“We can say formally that there are eight to twelve hospitals at risk financially. Some of our member hospitals don’t want us putting it out there that they’re on the list. Others do,” Lonborg said.
“These are hospitals at-risk for cutting back services, shutting down other services, there will be certain kinds of patients they won’t be able to serve anymore, some are dropping planned upgrades or remodels — and some of them are at risk of closing.”
The names of some of the rural hospitals on that list have been widely reported, they include Lincoln Community Hospital, Delta County Memorial Hospital, Conejos County Hospital and the San Luis Valley Regional Medical Center.
Non-rural hospitals that serve a high percentage of Medicaid patients are also bracing for major changes. They include Denver Health Medical Center, the University of Colorado Hospital, Children’s Hospital and Centura Health’s Longmont United Hospital.
By most accounts, the Conejos County and San Luis Valley hospitals are in real danger of shuttering.
Lonborg added that closings won’t happen overnight.
“Not on Day One — you know, the Legislature wraps and then the hospital closes their doors,” she said. “It will take a year or so, and then any reserves would be gone.”
It has been difficult during the legislative session to drill down and determine which hospitals face the greatest threat.
The state Department of Health Care Policy and Financing refers to a memo drafted by the Legislative Joint Budget Committee. The memo includes an appendix of hospitals and the dollar amounts they would lose under the proposed cuts.
But the figures don’t often match with what you hear referred to at town hall meetings or in the lobbies of the Capitol. Indeed the figures can vary wildly.
Is Denver Health facing a $4 million budget cut or a $17.4 million cut?
Definitely not the latter, Lonborg suggested. She described the Budget committee memo as “fairly rough” and cautioned against citing any of its figures for print.
But if the JBC numbers mean anything at all, The Statesman can report that, in the event proposed state budget cuts remain unchanged, resources might be severely depleted for health services at hospitals in Garfield, Logan, Moffat, Pueblo and Routt counties.
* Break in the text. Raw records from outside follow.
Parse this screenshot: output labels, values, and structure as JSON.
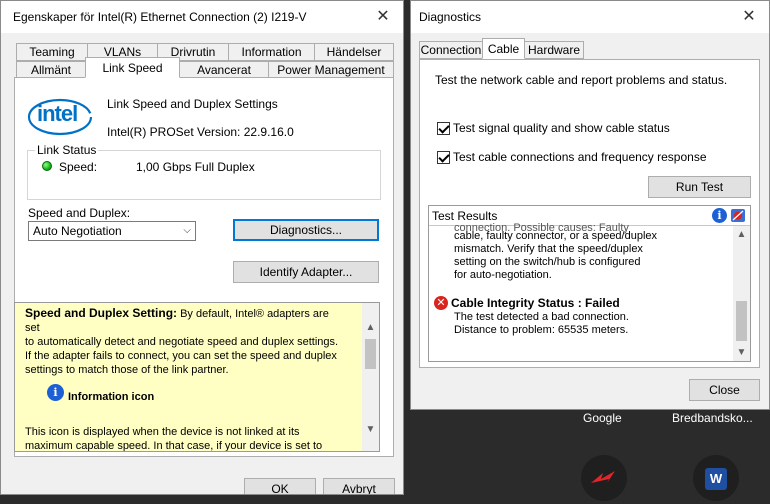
{
  "left_window": {
    "title": "Egenskaper för Intel(R) Ethernet Connection (2) I219-V",
    "tabs_row1": [
      "Teaming",
      "VLANs",
      "Drivrutin",
      "Information",
      "Händelser"
    ],
    "tabs_row2": [
      "Allmänt",
      "Link Speed",
      "Avancerat",
      "Power Management"
    ],
    "active_tab": "Link Speed",
    "logo_text": "intel",
    "heading": "Link Speed and Duplex Settings",
    "version": "Intel(R) PROSet Version: 22.9.16.0",
    "link_status": {
      "legend": "Link Status",
      "speed_label": "Speed:",
      "speed_value": "1,00 Gbps Full Duplex",
      "indicator_color": "#14b514"
    },
    "speed_duplex": {
      "label": "Speed and Duplex:",
      "selected": "Auto Negotiation"
    },
    "buttons": {
      "diagnostics": "Diagnostics...",
      "identify": "Identify Adapter...",
      "ok": "OK",
      "cancel": "Avbryt"
    },
    "help": {
      "bold_lead": "Speed and Duplex Setting:",
      "para1_line1": "By default, Intel® adapters are set",
      "para1_line2": "to automatically detect and negotiate speed and duplex settings.",
      "para1_line3": "If the adapter fails to connect, you can set the speed and duplex",
      "para1_line4": "settings to match those of the link partner.",
      "info_heading": "Information icon",
      "para2_line1": "This icon is displayed when the device is not linked at its",
      "para2_line2": "maximum capable speed. In that case, if your device is set to",
      "background_color": "#ffffc4"
    }
  },
  "right_window": {
    "title": "Diagnostics",
    "tabs": [
      "Connection",
      "Cable",
      "Hardware"
    ],
    "active_tab": "Cable",
    "description": "Test the network cable and report problems and status.",
    "options": [
      {
        "label": "Test signal quality and show cable status",
        "checked": true
      },
      {
        "label": "Test cable connections and frequency response",
        "checked": true
      }
    ],
    "run_button": "Run Test",
    "results": {
      "header": "Test Results",
      "lines": [
        "connection. Possible causes: Faulty",
        "cable, faulty connector, or a speed/duplex",
        "mismatch. Verify that the speed/duplex",
        "setting on the switch/hub is configured",
        "for auto-negotiation."
      ],
      "failed_title": "Cable Integrity Status : Failed",
      "failed_lines": [
        "The test detected a bad connection.",
        "Distance to problem:  65535 meters."
      ]
    },
    "close_button": "Close"
  },
  "desktop": {
    "apps": [
      "Google",
      "Bredbandsko..."
    ],
    "badge_letter": "W"
  },
  "colors": {
    "accent": "#0078d7",
    "error": "#d9251d",
    "info": "#1d60d6"
  }
}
Lonborg noted that a statistic important to include in discussion on the hospital cuts is that they will be a rural and an urban problem. She said that in Colorado, 28 percent of rural patients and 21 percent of urban patients are on Medicaid.